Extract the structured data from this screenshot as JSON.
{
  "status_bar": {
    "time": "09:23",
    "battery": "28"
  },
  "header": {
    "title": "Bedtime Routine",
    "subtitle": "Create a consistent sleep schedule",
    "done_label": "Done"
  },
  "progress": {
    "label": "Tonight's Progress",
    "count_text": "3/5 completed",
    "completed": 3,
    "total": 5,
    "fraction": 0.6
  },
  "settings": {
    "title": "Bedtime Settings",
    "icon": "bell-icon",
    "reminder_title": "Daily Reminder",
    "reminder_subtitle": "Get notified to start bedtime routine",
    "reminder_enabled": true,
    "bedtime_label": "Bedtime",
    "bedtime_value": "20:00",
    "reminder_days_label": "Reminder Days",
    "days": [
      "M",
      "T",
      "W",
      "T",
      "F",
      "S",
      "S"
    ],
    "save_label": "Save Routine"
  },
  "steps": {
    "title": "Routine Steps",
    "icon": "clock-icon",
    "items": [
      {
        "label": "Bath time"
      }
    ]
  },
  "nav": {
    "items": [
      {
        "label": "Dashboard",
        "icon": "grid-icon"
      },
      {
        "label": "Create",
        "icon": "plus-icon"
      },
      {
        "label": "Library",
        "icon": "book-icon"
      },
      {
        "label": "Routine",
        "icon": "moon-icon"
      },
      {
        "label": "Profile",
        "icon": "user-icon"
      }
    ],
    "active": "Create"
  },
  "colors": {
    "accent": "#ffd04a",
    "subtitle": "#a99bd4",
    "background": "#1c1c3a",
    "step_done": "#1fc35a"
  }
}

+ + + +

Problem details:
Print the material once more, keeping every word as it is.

Answer section:
Extract the structured data from this screenshot as JSON.
{
  "status_bar": {
    "time": "09:23",
    "battery": "28"
  },
  "header": {
    "title": "Bedtime Routine",
    "subtitle": "Create a consistent sleep schedule",
    "done_label": "Done"
  },
  "progress": {
    "label": "Tonight's Progress",
    "count_text": "3/5 completed",
    "completed": 3,
    "total": 5,
    "fraction": 0.6
  },
  "settings": {
    "title": "Bedtime Settings",
    "icon": "bell-icon",
    "reminder_title": "Daily Reminder",
    "reminder_subtitle": "Get notified to start bedtime routine",
    "reminder_enabled": true,
    "bedtime_label": "Bedtime",
    "bedtime_value": "20:00",
    "reminder_days_label": "Reminder Days",
    "days": [
      "M",
      "T",
      "W",
      "T",
      "F",
      "S",
      "S"
    ],
    "save_label": "Save Routine"
  },
  "steps": {
    "title": "Routine Steps",
    "icon": "clock-icon",
    "items": [
      {
        "label": "Bath time"
      }
    ]
  },
  "nav": {
    "items": [
      {
        "label": "Dashboard",
        "icon": "grid-icon"
      },
      {
        "label": "Create",
        "icon": "plus-icon"
      },
      {
        "label": "Library",
        "icon": "book-icon"
      },
      {
        "label": "Routine",
        "icon": "moon-icon"
      },
      {
        "label": "Profile",
        "icon": "user-icon"
      }
    ],
    "active": "Create"
  },
  "colors": {
    "accent": "#ffd04a",
    "subtitle": "#a99bd4",
    "background": "#1c1c3a",
    "step_done": "#1fc35a"
  }
}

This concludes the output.